Earlier in April, Mr Evans pleaded with him to “save our son” during a meeting in Rome.
A statement from Alder Hey Children’s Hospital in Liverpool, where Alfie was treated, said staff expressed their “heartfelt sympathy”.
“All of us feel deeply for Alfie, Kate, Tom and his whole family and our thoughts are with them. This has been a devastating journey for them,” it said.
It asked those wishing to leave tributes to Alfie to place them at the nearby Springfield Park.
The RC Archbishop of Liverpool, Malcolm McMahon, said: “All who have been touched by the story of this little boy’s heroic struggle for life will feel this loss deeply.
“Now it is time for us to give Tom and Kate space to grieve their son’s death and offer our prayers for him and consolation for all.”
Everton FC tweeted: “Everybody at the Club is deeply saddened by the loss of the brave young Evertonian. Our thoughts and prayers are with his family.”
The Bradley Lowery Foundation, named after the six-year-old boy who died after suffering from neuroblastoma, paid tribute to Alfie’s parents, saying “they did everything they could for their little boy”.
Alfie, who was born in May 2016, was first admitted to the hospital the following December after suffering seizures, and had been a patient ever since.
His parents, who live in Bootle, wanted to fly the toddler to an Italian hospital, but this was rejected by doctors who said continuing treatment was “not in Alfie’s best interests”.
Alder Hey Hospital said scans showed “catastrophic degradation of his brain tissue” and that further treatment was not only “futile” but also “unkind and inhumane”.
The couple heavily criticised medical staff, with Mr Evans suggesting his son was a “prisoner” at the hospital and had been misdiagnosed.
Hospital bosses were backed by the High Court, which ruled in their favour on 20 February, after accepting medical evidence that there was “no hope” for the youngster.
In a four-month legal battle, Alfie’s parents unsuccessfully contested the ruling at the Court of Appeal, Supreme Court and European Court of Human Rights (ECHR).

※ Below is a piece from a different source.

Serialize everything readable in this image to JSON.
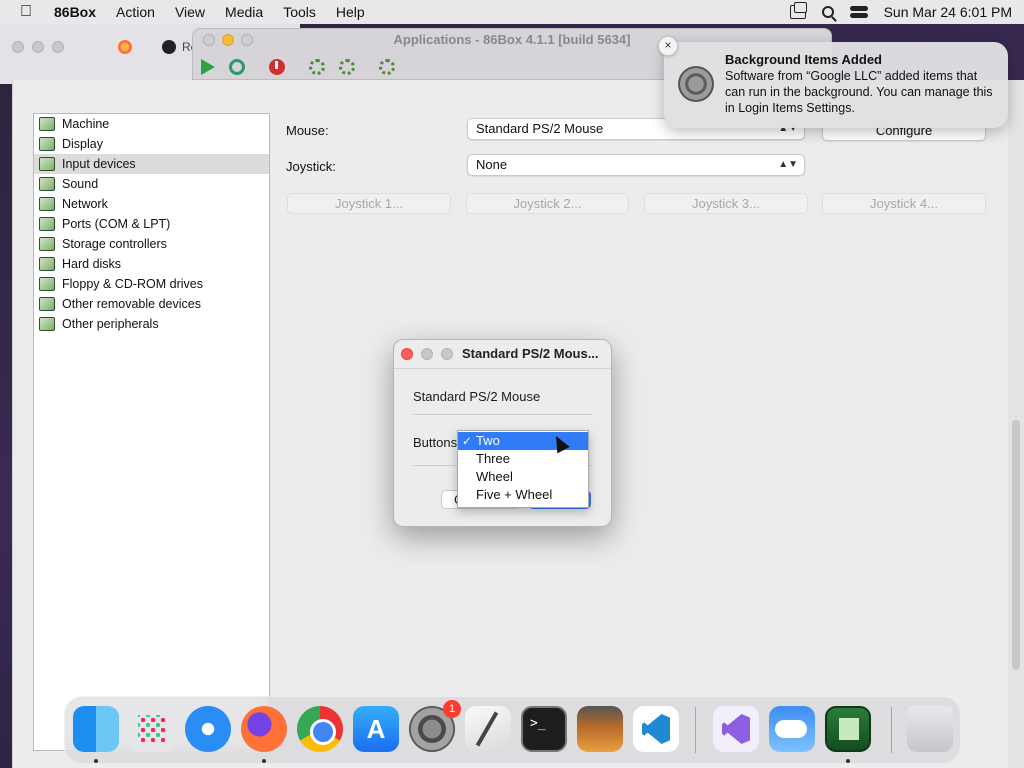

Alfie was granted Italian citizenship on Monday, with the country’s government saying it hoped the toddler could have an “immediate transfer to Italy”.
However, two days later the Court of Appeal upheld a ruling preventing the toddler from travelling abroad after life support was withdrawn.
Supporters of Alfie’s parents protested outside the hospital, prompting its bosses to defend staff who they said had endured a “barrage” of abuse.
On Monday, a group of protesters tried to get into the hospital after the ECHR refused to intervene.
Merseyside Police is investigating claims patients and staff had been intimidated.
On Thursday, Mr Evans thanked supporters but asked them “to go home” so the parents could build a relationship with the hospital to provide the toddler “with the dignity and comfort he needs”.